Republicans Don’t Know What Trump Wants and Nobody Trusts Him

This is an extraordinary statement by the Republican Senate majority leader about the Republican president:

Less than two days before a potential government shutdown and McConnell doesn’t know Trump’s position on a legislative fix for DACA.

Politico reports that Trump is in the midst of a credibility crisis on the hill.

The now-weeklong “shithole”-countries controversy is more than another Trump flap blown out of proportion by cable TV and the Trump-obsessed press corps.

It demonstrates once again to Democrats — and Republicans — that Trump is an unpredictable, unreliable partner who cannot be trusted to keep his word. To lawmakers on Capitol Hill, there may be no greater crime, since all members and senators know their word is their bond. Once you lose that credibility, you’re done as a deal-maker.

Who saw that coming?

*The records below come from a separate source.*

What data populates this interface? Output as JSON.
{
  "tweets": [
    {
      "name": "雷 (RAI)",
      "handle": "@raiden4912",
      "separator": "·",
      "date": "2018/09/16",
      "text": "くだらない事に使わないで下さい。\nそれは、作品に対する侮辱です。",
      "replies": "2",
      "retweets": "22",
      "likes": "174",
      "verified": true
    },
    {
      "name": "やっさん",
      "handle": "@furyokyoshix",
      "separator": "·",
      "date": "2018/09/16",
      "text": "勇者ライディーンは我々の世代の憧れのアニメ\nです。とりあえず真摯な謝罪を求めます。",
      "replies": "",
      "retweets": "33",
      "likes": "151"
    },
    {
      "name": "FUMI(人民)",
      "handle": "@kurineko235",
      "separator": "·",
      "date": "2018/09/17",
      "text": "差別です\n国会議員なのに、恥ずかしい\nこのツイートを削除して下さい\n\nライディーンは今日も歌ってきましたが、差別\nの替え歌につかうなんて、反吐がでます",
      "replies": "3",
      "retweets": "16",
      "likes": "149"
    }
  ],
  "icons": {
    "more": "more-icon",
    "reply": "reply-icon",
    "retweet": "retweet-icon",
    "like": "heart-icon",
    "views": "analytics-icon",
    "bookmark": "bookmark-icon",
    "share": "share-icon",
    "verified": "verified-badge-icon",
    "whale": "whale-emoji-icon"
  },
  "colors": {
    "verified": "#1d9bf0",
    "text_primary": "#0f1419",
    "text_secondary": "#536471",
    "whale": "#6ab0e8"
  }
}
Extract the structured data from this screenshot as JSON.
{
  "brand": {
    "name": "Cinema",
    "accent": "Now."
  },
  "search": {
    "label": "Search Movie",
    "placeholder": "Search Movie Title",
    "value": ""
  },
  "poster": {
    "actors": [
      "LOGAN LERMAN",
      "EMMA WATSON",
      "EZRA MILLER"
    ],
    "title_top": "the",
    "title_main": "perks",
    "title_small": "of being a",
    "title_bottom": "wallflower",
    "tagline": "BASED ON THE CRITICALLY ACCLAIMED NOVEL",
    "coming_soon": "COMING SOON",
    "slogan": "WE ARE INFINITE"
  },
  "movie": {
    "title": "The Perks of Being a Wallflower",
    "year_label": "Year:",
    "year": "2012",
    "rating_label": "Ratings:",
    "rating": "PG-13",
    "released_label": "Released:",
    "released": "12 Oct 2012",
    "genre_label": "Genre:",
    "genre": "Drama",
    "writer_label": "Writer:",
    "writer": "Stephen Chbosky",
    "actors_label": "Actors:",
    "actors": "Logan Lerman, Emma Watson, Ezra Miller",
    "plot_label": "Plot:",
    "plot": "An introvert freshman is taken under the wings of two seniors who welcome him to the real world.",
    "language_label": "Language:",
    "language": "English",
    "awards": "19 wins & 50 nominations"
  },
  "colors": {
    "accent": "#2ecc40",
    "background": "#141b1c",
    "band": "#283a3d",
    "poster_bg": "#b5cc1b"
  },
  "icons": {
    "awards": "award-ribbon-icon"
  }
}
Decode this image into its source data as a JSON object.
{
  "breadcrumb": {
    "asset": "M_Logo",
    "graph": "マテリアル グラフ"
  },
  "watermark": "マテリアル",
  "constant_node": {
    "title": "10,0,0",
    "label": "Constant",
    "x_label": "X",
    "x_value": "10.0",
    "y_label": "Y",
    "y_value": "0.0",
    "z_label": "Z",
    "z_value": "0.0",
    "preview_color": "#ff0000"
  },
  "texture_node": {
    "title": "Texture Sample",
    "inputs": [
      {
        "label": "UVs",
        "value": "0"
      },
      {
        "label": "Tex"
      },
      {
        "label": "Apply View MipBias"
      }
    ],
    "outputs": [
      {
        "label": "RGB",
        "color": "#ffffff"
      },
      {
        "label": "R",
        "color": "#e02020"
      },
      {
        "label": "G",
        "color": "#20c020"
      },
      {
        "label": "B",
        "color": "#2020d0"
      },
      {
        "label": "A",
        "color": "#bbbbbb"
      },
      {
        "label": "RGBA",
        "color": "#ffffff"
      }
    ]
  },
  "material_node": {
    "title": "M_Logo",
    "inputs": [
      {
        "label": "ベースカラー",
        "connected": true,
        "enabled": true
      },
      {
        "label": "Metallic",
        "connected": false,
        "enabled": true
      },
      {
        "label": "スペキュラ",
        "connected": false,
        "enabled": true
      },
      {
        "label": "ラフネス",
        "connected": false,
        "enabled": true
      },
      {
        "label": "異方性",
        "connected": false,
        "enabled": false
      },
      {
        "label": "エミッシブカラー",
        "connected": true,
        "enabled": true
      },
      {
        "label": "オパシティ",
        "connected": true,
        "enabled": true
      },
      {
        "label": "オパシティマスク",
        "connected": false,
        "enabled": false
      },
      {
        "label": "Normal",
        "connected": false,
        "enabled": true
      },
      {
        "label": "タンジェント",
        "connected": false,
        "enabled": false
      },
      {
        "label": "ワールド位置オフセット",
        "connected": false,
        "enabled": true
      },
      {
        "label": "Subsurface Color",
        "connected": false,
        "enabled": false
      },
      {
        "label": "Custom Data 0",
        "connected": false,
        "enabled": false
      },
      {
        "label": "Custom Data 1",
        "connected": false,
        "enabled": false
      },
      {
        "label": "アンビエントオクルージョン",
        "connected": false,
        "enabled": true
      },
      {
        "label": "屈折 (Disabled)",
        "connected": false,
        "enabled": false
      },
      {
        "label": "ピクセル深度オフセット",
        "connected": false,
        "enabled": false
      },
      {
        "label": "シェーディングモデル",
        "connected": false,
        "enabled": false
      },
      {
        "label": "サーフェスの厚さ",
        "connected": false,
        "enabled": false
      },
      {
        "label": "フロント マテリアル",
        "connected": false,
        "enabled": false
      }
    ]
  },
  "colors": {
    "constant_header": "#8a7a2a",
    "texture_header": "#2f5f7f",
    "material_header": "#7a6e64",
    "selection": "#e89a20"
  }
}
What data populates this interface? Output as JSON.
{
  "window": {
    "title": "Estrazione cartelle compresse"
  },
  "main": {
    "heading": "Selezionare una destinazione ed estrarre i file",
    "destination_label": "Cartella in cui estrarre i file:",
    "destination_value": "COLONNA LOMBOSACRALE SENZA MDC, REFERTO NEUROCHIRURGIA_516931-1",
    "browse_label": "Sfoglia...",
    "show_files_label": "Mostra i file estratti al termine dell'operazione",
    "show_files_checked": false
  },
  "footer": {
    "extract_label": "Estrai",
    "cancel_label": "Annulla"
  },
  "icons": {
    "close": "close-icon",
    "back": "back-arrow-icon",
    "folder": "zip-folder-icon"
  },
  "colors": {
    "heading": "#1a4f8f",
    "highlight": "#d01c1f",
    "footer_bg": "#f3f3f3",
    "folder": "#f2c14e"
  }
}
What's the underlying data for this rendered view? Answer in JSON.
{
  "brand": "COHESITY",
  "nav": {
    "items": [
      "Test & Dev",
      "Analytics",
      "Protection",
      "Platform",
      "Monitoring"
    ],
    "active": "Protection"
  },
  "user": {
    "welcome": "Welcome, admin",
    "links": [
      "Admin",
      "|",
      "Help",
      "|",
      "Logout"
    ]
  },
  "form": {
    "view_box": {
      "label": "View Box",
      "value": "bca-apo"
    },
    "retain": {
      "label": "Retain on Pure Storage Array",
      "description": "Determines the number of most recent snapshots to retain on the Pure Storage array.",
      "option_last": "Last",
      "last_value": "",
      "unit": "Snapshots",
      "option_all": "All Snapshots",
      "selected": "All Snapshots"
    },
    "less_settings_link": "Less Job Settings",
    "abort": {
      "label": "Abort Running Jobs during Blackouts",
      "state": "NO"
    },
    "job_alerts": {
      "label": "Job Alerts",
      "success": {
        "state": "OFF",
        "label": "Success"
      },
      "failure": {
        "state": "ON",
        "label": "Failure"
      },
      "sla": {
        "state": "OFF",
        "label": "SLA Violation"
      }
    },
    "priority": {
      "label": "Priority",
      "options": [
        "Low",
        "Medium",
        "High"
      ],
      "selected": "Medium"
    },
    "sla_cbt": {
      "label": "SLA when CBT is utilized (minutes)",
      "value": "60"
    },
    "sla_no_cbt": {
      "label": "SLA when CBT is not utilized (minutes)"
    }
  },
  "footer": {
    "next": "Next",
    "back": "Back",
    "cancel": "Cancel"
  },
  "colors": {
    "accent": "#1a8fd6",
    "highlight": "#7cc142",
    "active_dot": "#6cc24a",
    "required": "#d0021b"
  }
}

One person who did was Jill Lawrence. She wrote an article back in April titled, “Trump is a nightmare negotiating partner.”

The only constants with Trump are unpredictability and expediency. These are not, suffice it to say, the traditional cornerstones of getting to yes in politics. The real pillars are trust and discretion…

Fragmentation in Washington, between Republicans and Democrats but also among Republicans themselves, means we’re in for months of intensive negotiation to get anything done…

But no amount of talking will get anyone anywhere if members of Congress can’t trust Trump to stick to a position, forgo revenge and threats, and demonstrate convincingly that he’s interested in more than his own polling, branding and wealth.

I’m also reminded of the fact that one of the things Trump did regularly on the campaign trail was to quote the poem “The Snake” by Oscar Brown, Jr. and suggest that it is those dangerous immigrants that will bite us. But at the end of this compilation, Brown’s daughter Africa suggests who her father would say is the snake.

In other words, Trump’s use of “The Snake” was a classic case of projection.

I’ve pretty much given up hope that Republican congressional leaders will ever admit that trying to work with Trump is like taking in that snake. It seems that no matter how many times he bites one of them, they always come back for more because they are terrified that the president controls what is left of the Republican Party’s base. If that ever changes, the bottom falls out of the whole enterprise.

Nancy LeTourneau

Nancy LeTourneau is a contributing writer for the Washington Monthly.